My Moss Phase

Historians Family Members I will look back on these cold, bleak February days of 2019 as the beginning of my moss phase.

(By the way, when writing "February" is it necessary to also write "cold, bleak" or is that implied?)

I don't know why it took me so long to start planting a few containers with moss.  But now I have started and it looks like moss and I are going to have a long-lived relationship.

For the historical record, we can call this little teacup "container 1" of my moss phase.  It is the first container I planted up with a bit of moss.

Then I planted up containers 2, 3, and 4.

No, I am not going to show all the containers to you. Wouldn't that be like putting all my cards face up on the table in a game of poker or euchre? Would you ever come back to this blog if I showed you everything all at once?

Initially, I was going to plant some moss in a tiny test tube-like container with a stopper in it. I carried around that fancy idea for several days while I looked for those containers which are around here somewhere. Then I happened to run into an expert on bryophytes (which is what mosses are) at my local garden club meeting. The Mad Botanist dissuaded me of the notion of planting moss in test tubes by telling me that I would primarily grow mold in such a closed container.

I most assuredly do not want to grow mold so I set the idea of those containers aside and went in search of other containers to grow the moss in. I've come up with four so far and am on the hunt for more.

Why moss? Moss doesn't need a lot of light so can really be put anywhere in the house. It doesn't need a lot/any soil to speak of which one can tell because my source of moss happens to be on some edging stones on the side of the house.  There is plenty there for the taking and I have no fears of over-harvesting it for my moss projects.

And if it dies, there is more for the taking in my side garden.

Dear Readers, please note that just because I am harvesting moss from my side garden doesn't mean you should go out just any place you'd like where there is moss growing and harvest your own. Stay off both private and public property but by all means, if you have moss in your own garden, go for it.

I have some major ideas for my moss phase, including a centerpiece that will... well, that's all I'm saying about that project as I want it to be a big surprise for my family on Easter.

In the meantime, while I search for more fun moss containers, I am also looking around my bookshelves to see if I have any books on moss gardening. My books are a jumbled up mess so as soon as I finish filing my tax returns, I plan to go through my books and get them organized. Then I'll see if I have The Magical World of Moss Gardening by Annie Martin or Miniature Moss Gardens: Create Your Own Japanese Container Gardens (Bonsai, Kokedama, Terrariums & Dish Gardens) by Megumi Oshima, Hideshi Kimura.

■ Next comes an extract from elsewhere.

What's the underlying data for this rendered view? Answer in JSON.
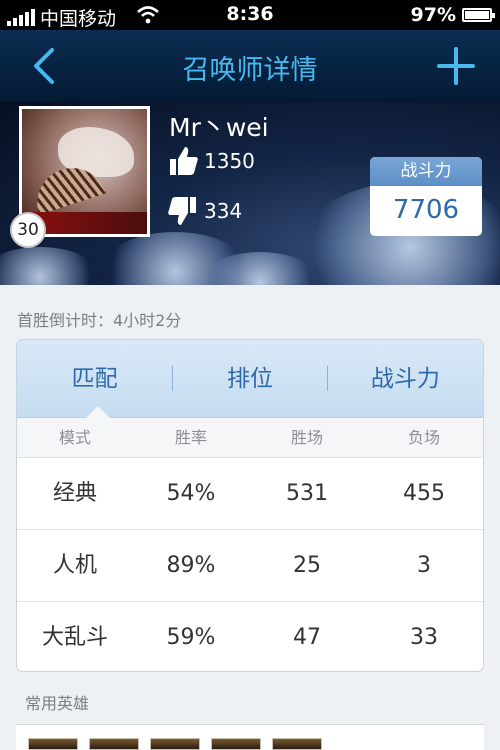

I know I have a copy of Gathering Moss: A Natural and Cultural History of Mosses by Robin Wall Kimmerer. I had the privilege and pleasure of hearing Robin speak in 2017 in Buffalo, New York when I was there for a GardenComm conference, so I'll find that book and put it on my stack of "read next". I hope it doesn't cause that stack to fall over.

Then later, when it warms up a wee bit more, I'll head out to harvest some more moss.

Want to see container #4?

I already had that little sheep figurine. It looks cute with the moss so now I think I need a few other decorations for some of my other moss garden ideas. Nothing too cutesy and definitely not figurines of garden fairies. They would be insulted and I just don't like those plastic replications of what someone else thinks a garden fairy looks like. I have my own ideas!

So yes, my next challenging project is to sort through all those coupons Michael's sends via email that allow you to stack discounts upon discounts but are somewhat confusing and you never know if you really got the best deal.

Anyway, welcome to my moss phase. Updates to follow.

Note:  Those are affiliate links above.

Another note:  Yes, thank you for asking, my third book, Seeded and Sodded: Thoughts from a Gardening Life, is coming right along. We are checking commas for appropriate tails and counting the dots over the i's.

Yet another note: Thank you to those who have listened to the podcast, The Gardenangelists, that I record weekly with Dee Nash of Red Dirt Ramblings. Please subscribe to us on iTunes and rate us if you'd like. Pass along the word to others, too.  I think long-time readers will enjoy it!

Comments

Joanne said…
Robins book is wonderful - you should read it if you are going to go into a moss phase. I love to go out where the snow is melting in my backyard and see the green moss doing just fine. Actually it is doing better than the moss I have inside - so I need to think about why that is. Hmmm??? any ideas? It is in a pot like yours but there is also a Christmas cactus growing in the pot. Maybe they don't like sharing a space?
Lisa Greenbow said…
I am also nurturing some moss only mine is outside. I am trying to make a moss garden where it naturally likes to grow. I will be curious to see how your pots of moss do inside. Are you misting them daily? Have fun and keep us updated about your moss.
Becky said…
If you are like I was, Robin's book will captivate you and you will learn so much that you want to know. For one thing mosses don't die, they dry. There are a lot of Mosses and lichens here. I love them both. It might have been better if I had started my Moss phase before I needed my glasses to see everything.